== What you have to do ==
A single figure is wanted: the count of lines below containing the string "name".

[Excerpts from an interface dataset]

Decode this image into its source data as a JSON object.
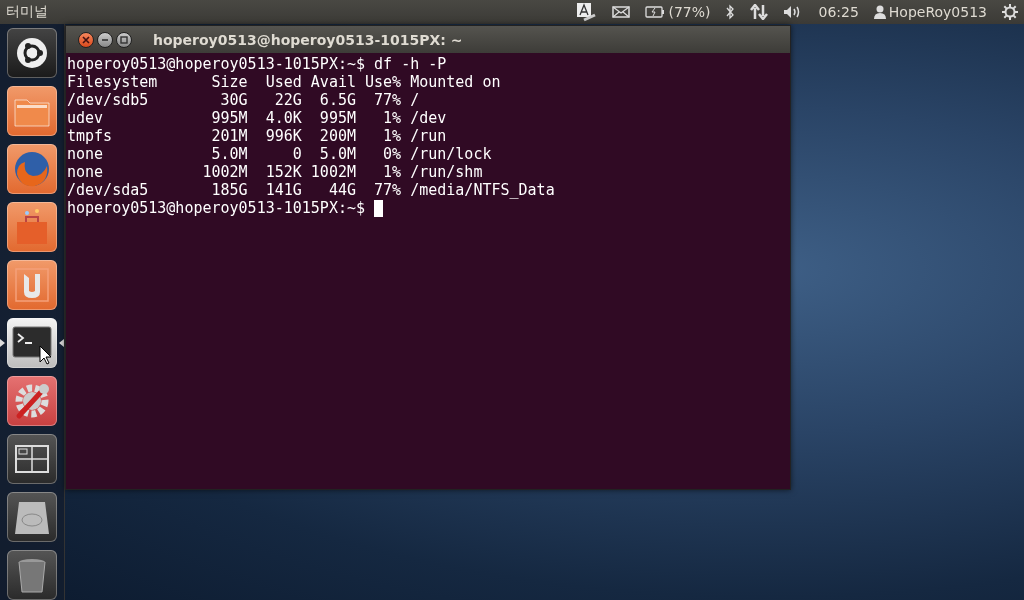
{
  "top_panel": {
    "app_title": "터미널",
    "battery": "(77%)",
    "time": "06:25",
    "user": "HopeRoy0513"
  },
  "launcher": [
    {
      "kind": "dash",
      "running": false,
      "focused": false
    },
    {
      "kind": "files",
      "running": false,
      "focused": false
    },
    {
      "kind": "browser",
      "running": false,
      "focused": false
    },
    {
      "kind": "store",
      "running": false,
      "focused": false
    },
    {
      "kind": "ubuntu-one",
      "running": false,
      "focused": false
    },
    {
      "kind": "terminal",
      "running": true,
      "focused": true
    },
    {
      "kind": "settings",
      "running": false,
      "focused": false
    },
    {
      "kind": "workspaces",
      "running": false,
      "focused": false
    },
    {
      "kind": "drive",
      "running": false,
      "focused": false
    },
    {
      "kind": "trash",
      "running": false,
      "focused": false
    }
  ],
  "terminal": {
    "title": "hoperoy0513@hoperoy0513-1015PX: ~",
    "lines": [
      {
        "kind": "prompt",
        "text": "hoperoy0513@hoperoy0513-1015PX:~$ df -h -P",
        "cursor": false
      },
      {
        "kind": "output",
        "text": "Filesystem      Size  Used Avail Use% Mounted on"
      },
      {
        "kind": "output",
        "text": "/dev/sdb5        30G   22G  6.5G  77% /"
      },
      {
        "kind": "output",
        "text": "udev            995M  4.0K  995M   1% /dev"
      },
      {
        "kind": "output",
        "text": "tmpfs           201M  996K  200M   1% /run"
      },
      {
        "kind": "output",
        "text": "none            5.0M     0  5.0M   0% /run/lock"
      },
      {
        "kind": "output",
        "text": "none           1002M  152K 1002M   1% /run/shm"
      },
      {
        "kind": "output",
        "text": "/dev/sda5       185G  141G   44G  77% /media/NTFS_Data"
      },
      {
        "kind": "prompt",
        "text": "hoperoy0513@hoperoy0513-1015PX:~$",
        "cursor": true
      }
    ]
  }
}
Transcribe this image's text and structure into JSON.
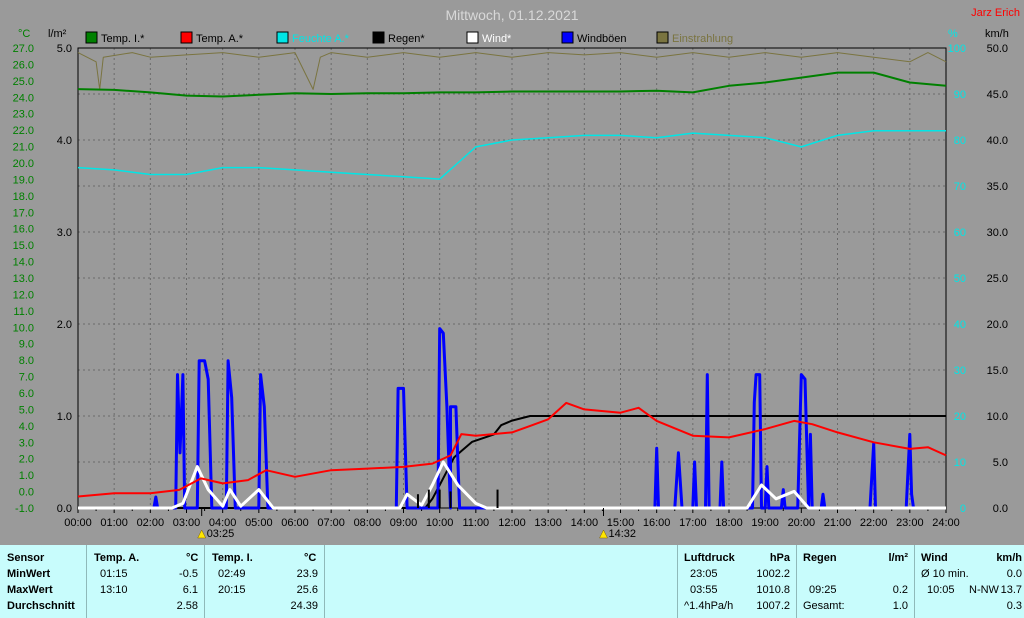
{
  "title": "Mittwoch, 01.12.2021",
  "author": "Jarz Erich",
  "colors": {
    "background": "#9a9a9a",
    "grid": "#6a6a6a",
    "temp_inside": "#008000",
    "temp_outside": "#ff0000",
    "humidity": "#00e6e6",
    "rain": "#000000",
    "wind": "#ffffff",
    "gusts": "#0000ff",
    "insolation": "#7a7440",
    "panel": "#c8fcfc"
  },
  "axes": {
    "left_unit": "°C",
    "rain_unit": "l/m²",
    "hum_unit": "%",
    "wind_unit": "km/h",
    "temp_ticks": [
      "27.0",
      "26.0",
      "25.0",
      "24.0",
      "23.0",
      "22.0",
      "21.0",
      "20.0",
      "19.0",
      "18.0",
      "17.0",
      "16.0",
      "15.0",
      "14.0",
      "13.0",
      "12.0",
      "11.0",
      "10.0",
      "9.0",
      "8.0",
      "7.0",
      "6.0",
      "5.0",
      "4.0",
      "3.0",
      "2.0",
      "1.0",
      "0.0",
      "-1.0"
    ],
    "rain_ticks": [
      "5.0",
      "4.0",
      "3.0",
      "2.0",
      "1.0",
      "0.0"
    ],
    "hum_ticks": [
      "100",
      "90",
      "80",
      "70",
      "60",
      "50",
      "40",
      "30",
      "20",
      "10",
      "0"
    ],
    "wind_ticks": [
      "50.0",
      "45.0",
      "40.0",
      "35.0",
      "30.0",
      "25.0",
      "20.0",
      "15.0",
      "10.0",
      "5.0",
      "0.0"
    ],
    "time_ticks": [
      "00:00",
      "01:00",
      "02:00",
      "03:00",
      "04:00",
      "05:00",
      "06:00",
      "07:00",
      "08:00",
      "09:00",
      "10:00",
      "11:00",
      "12:00",
      "13:00",
      "14:00",
      "15:00",
      "16:00",
      "17:00",
      "18:00",
      "19:00",
      "20:00",
      "21:00",
      "22:00",
      "23:00",
      "24:00"
    ],
    "sunrise": "03:25",
    "sunset": "14:32"
  },
  "legend": [
    {
      "label": "Temp. I.*",
      "color": "#008000"
    },
    {
      "label": "Temp. A.*",
      "color": "#ff0000"
    },
    {
      "label": "Feuchte A.*",
      "color": "#00e6e6"
    },
    {
      "label": "Regen*",
      "color": "#000000"
    },
    {
      "label": "Wind*",
      "color": "#ffffff"
    },
    {
      "label": "Windböen",
      "color": "#0000ff"
    },
    {
      "label": "Einstrahlung",
      "color": "#7a7440"
    }
  ],
  "chart_data": {
    "type": "line",
    "x_unit": "hour",
    "xlim": [
      0,
      24
    ],
    "temp_ylim": [
      -1,
      27
    ],
    "rain_ylim": [
      0,
      5
    ],
    "hum_ylim": [
      0,
      100
    ],
    "wind_ylim": [
      0,
      50
    ],
    "series": [
      {
        "name": "Temp. I.*",
        "axis": "temp",
        "color": "#008000",
        "points": [
          [
            0,
            24.5
          ],
          [
            1,
            24.45
          ],
          [
            2,
            24.3
          ],
          [
            3,
            24.1
          ],
          [
            4,
            24.05
          ],
          [
            5,
            24.15
          ],
          [
            6,
            24.25
          ],
          [
            7,
            24.2
          ],
          [
            8,
            24.25
          ],
          [
            9,
            24.25
          ],
          [
            10,
            24.3
          ],
          [
            11,
            24.3
          ],
          [
            12,
            24.35
          ],
          [
            13,
            24.35
          ],
          [
            14,
            24.35
          ],
          [
            15,
            24.35
          ],
          [
            16,
            24.4
          ],
          [
            17,
            24.3
          ],
          [
            18,
            24.7
          ],
          [
            19,
            24.9
          ],
          [
            20,
            25.2
          ],
          [
            21,
            25.5
          ],
          [
            22,
            25.5
          ],
          [
            23,
            24.9
          ],
          [
            24,
            24.7
          ]
        ]
      },
      {
        "name": "Temp. A.*",
        "axis": "temp",
        "color": "#ff0000",
        "points": [
          [
            0,
            -0.3
          ],
          [
            1,
            -0.1
          ],
          [
            2,
            -0.1
          ],
          [
            2.8,
            0.1
          ],
          [
            3.4,
            0.8
          ],
          [
            4,
            0.5
          ],
          [
            4.7,
            0.7
          ],
          [
            5.2,
            1.3
          ],
          [
            6,
            0.9
          ],
          [
            7,
            1.3
          ],
          [
            8,
            1.4
          ],
          [
            9,
            1.5
          ],
          [
            9.8,
            1.7
          ],
          [
            10.3,
            2.2
          ],
          [
            10.6,
            3.5
          ],
          [
            11,
            3.4
          ],
          [
            12,
            3.6
          ],
          [
            12.5,
            4.0
          ],
          [
            13,
            4.4
          ],
          [
            13.5,
            5.4
          ],
          [
            14,
            5.0
          ],
          [
            15,
            4.8
          ],
          [
            15.5,
            5.1
          ],
          [
            16,
            4.3
          ],
          [
            17,
            3.4
          ],
          [
            18,
            3.3
          ],
          [
            19,
            3.8
          ],
          [
            19.8,
            4.3
          ],
          [
            20.3,
            4.1
          ],
          [
            21,
            3.6
          ],
          [
            22,
            3.0
          ],
          [
            23,
            2.6
          ],
          [
            23.5,
            2.7
          ],
          [
            24,
            2.2
          ]
        ]
      },
      {
        "name": "Feuchte A.*",
        "axis": "hum",
        "color": "#00e6e6",
        "points": [
          [
            0,
            74
          ],
          [
            1,
            73.5
          ],
          [
            2,
            72.5
          ],
          [
            3,
            72.5
          ],
          [
            4,
            74
          ],
          [
            5,
            74
          ],
          [
            6,
            73.5
          ],
          [
            7,
            73
          ],
          [
            8,
            72.5
          ],
          [
            9,
            72
          ],
          [
            10,
            71.5
          ],
          [
            10.5,
            75
          ],
          [
            11,
            78.5
          ],
          [
            12,
            80
          ],
          [
            13,
            80.5
          ],
          [
            14,
            81
          ],
          [
            15,
            81
          ],
          [
            16,
            80.5
          ],
          [
            17,
            81.5
          ],
          [
            18,
            81
          ],
          [
            19,
            80.5
          ],
          [
            20,
            78.5
          ],
          [
            21,
            81
          ],
          [
            22,
            82
          ],
          [
            23,
            82
          ],
          [
            24,
            82
          ]
        ]
      },
      {
        "name": "Regen*",
        "axis": "rain",
        "color": "#000000",
        "points": [
          [
            0,
            0
          ],
          [
            9.6,
            0
          ],
          [
            9.8,
            0.1
          ],
          [
            10.0,
            0.25
          ],
          [
            10.2,
            0.4
          ],
          [
            10.4,
            0.55
          ],
          [
            10.6,
            0.62
          ],
          [
            10.9,
            0.72
          ],
          [
            11.5,
            0.8
          ],
          [
            11.7,
            0.9
          ],
          [
            12.0,
            0.95
          ],
          [
            12.5,
            1.0
          ],
          [
            24,
            1.0
          ]
        ]
      },
      {
        "name": "Wind*",
        "axis": "wind",
        "color": "#ffffff",
        "points": [
          [
            0,
            0
          ],
          [
            2.6,
            0
          ],
          [
            2.9,
            0.5
          ],
          [
            3.3,
            4.5
          ],
          [
            3.6,
            2
          ],
          [
            4,
            0.2
          ],
          [
            4.2,
            2
          ],
          [
            4.5,
            0.2
          ],
          [
            5,
            2
          ],
          [
            5.4,
            0
          ],
          [
            8.9,
            0
          ],
          [
            9.1,
            1.5
          ],
          [
            9.5,
            0.3
          ],
          [
            9.8,
            2.5
          ],
          [
            10.1,
            5
          ],
          [
            10.5,
            2.5
          ],
          [
            11.0,
            0.5
          ],
          [
            11.3,
            0
          ],
          [
            18.5,
            0
          ],
          [
            18.9,
            2.5
          ],
          [
            19.3,
            1
          ],
          [
            19.8,
            1.8
          ],
          [
            20.2,
            0
          ],
          [
            24,
            0
          ]
        ]
      },
      {
        "name": "Windböen",
        "axis": "wind",
        "color": "#0000ff",
        "points": [
          [
            0,
            0
          ],
          [
            2.1,
            0
          ],
          [
            2.15,
            1.2
          ],
          [
            2.2,
            0
          ],
          [
            2.7,
            0
          ],
          [
            2.75,
            14.5
          ],
          [
            2.82,
            6
          ],
          [
            2.9,
            14.5
          ],
          [
            2.95,
            0
          ],
          [
            3.3,
            0
          ],
          [
            3.35,
            16
          ],
          [
            3.5,
            16
          ],
          [
            3.6,
            14
          ],
          [
            3.7,
            0
          ],
          [
            4.1,
            0
          ],
          [
            4.15,
            16
          ],
          [
            4.25,
            12
          ],
          [
            4.35,
            0
          ],
          [
            5.0,
            0
          ],
          [
            5.05,
            14.5
          ],
          [
            5.15,
            11
          ],
          [
            5.25,
            0
          ],
          [
            8.8,
            0
          ],
          [
            8.85,
            13
          ],
          [
            9.0,
            13
          ],
          [
            9.1,
            0
          ],
          [
            9.95,
            0
          ],
          [
            10.0,
            19.5
          ],
          [
            10.1,
            19
          ],
          [
            10.2,
            11
          ],
          [
            10.3,
            0
          ],
          [
            10.3,
            11
          ],
          [
            10.45,
            11
          ],
          [
            10.55,
            0
          ],
          [
            15.95,
            0
          ],
          [
            16.0,
            6.5
          ],
          [
            16.05,
            0
          ],
          [
            16.5,
            0
          ],
          [
            16.6,
            6
          ],
          [
            16.7,
            0
          ],
          [
            17.0,
            0
          ],
          [
            17.05,
            5
          ],
          [
            17.1,
            0
          ],
          [
            17.35,
            0
          ],
          [
            17.4,
            14.5
          ],
          [
            17.45,
            0
          ],
          [
            17.75,
            0
          ],
          [
            17.8,
            5
          ],
          [
            17.85,
            0
          ],
          [
            18.65,
            0
          ],
          [
            18.7,
            11.5
          ],
          [
            18.75,
            14.5
          ],
          [
            18.85,
            14.5
          ],
          [
            18.9,
            0
          ],
          [
            19.0,
            0
          ],
          [
            19.05,
            4.5
          ],
          [
            19.1,
            0
          ],
          [
            19.45,
            0
          ],
          [
            19.5,
            2
          ],
          [
            19.55,
            0
          ],
          [
            19.9,
            0
          ],
          [
            20.0,
            14.5
          ],
          [
            20.1,
            14
          ],
          [
            20.2,
            0
          ],
          [
            20.25,
            8
          ],
          [
            20.3,
            0
          ],
          [
            20.55,
            0
          ],
          [
            20.6,
            1.5
          ],
          [
            20.65,
            0
          ],
          [
            21.9,
            0
          ],
          [
            22.0,
            7
          ],
          [
            22.05,
            0
          ],
          [
            22.9,
            0
          ],
          [
            23.0,
            8
          ],
          [
            23.05,
            1.5
          ],
          [
            23.1,
            0
          ],
          [
            24,
            0
          ]
        ]
      },
      {
        "name": "Einstrahlung",
        "axis": "hum",
        "color": "#7a7440",
        "points": [
          [
            0,
            99
          ],
          [
            0.5,
            97
          ],
          [
            0.6,
            91
          ],
          [
            0.7,
            98
          ],
          [
            1.5,
            99
          ],
          [
            2,
            98
          ],
          [
            3,
            98.5
          ],
          [
            4,
            99
          ],
          [
            5,
            98
          ],
          [
            6,
            99
          ],
          [
            6.5,
            91
          ],
          [
            6.7,
            98
          ],
          [
            7,
            99
          ],
          [
            8,
            98
          ],
          [
            9,
            99
          ],
          [
            10,
            98
          ],
          [
            11,
            99
          ],
          [
            12,
            98
          ],
          [
            13,
            99
          ],
          [
            14,
            98.5
          ],
          [
            15,
            99
          ],
          [
            16,
            98
          ],
          [
            17,
            99
          ],
          [
            18,
            98
          ],
          [
            19,
            99
          ],
          [
            20,
            98
          ],
          [
            21,
            99
          ],
          [
            22,
            98
          ],
          [
            23,
            97
          ],
          [
            23.5,
            99
          ],
          [
            24,
            97
          ]
        ]
      }
    ]
  },
  "stats": {
    "temp_a": {
      "sensor": "Sensor",
      "title": "Temp. A.",
      "unit": "°C",
      "min_label": "MinWert",
      "max_label": "MaxWert",
      "avg_label": "Durchschnitt",
      "min_time": "01:15",
      "min_val": "-0.5",
      "max_time": "13:10",
      "max_val": "6.1",
      "avg": "2.58"
    },
    "temp_i": {
      "title": "Temp. I.",
      "unit": "°C",
      "min_time": "02:49",
      "min_val": "23.9",
      "max_time": "20:15",
      "max_val": "25.6",
      "avg": "24.39"
    },
    "pressure": {
      "title": "Luftdruck",
      "unit": "hPa",
      "min_time": "23:05",
      "min_val": "1002.2",
      "max_time": "03:55",
      "max_val": "1010.8",
      "trend": "^1.4hPa/h",
      "current": "1007.2"
    },
    "rain": {
      "title": "Regen",
      "unit": "l/m²",
      "max_time": "09:25",
      "max_val": "0.2",
      "total_label": "Gesamt:",
      "total": "1.0"
    },
    "wind": {
      "title": "Wind",
      "unit": "km/h",
      "avg_label": "Ø 10 min.",
      "avg_val": "0.0",
      "max_time": "10:05",
      "max_dir": "N-NW",
      "max_val": "13.7",
      "current": "0.3"
    }
  }
}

== Reply ==
7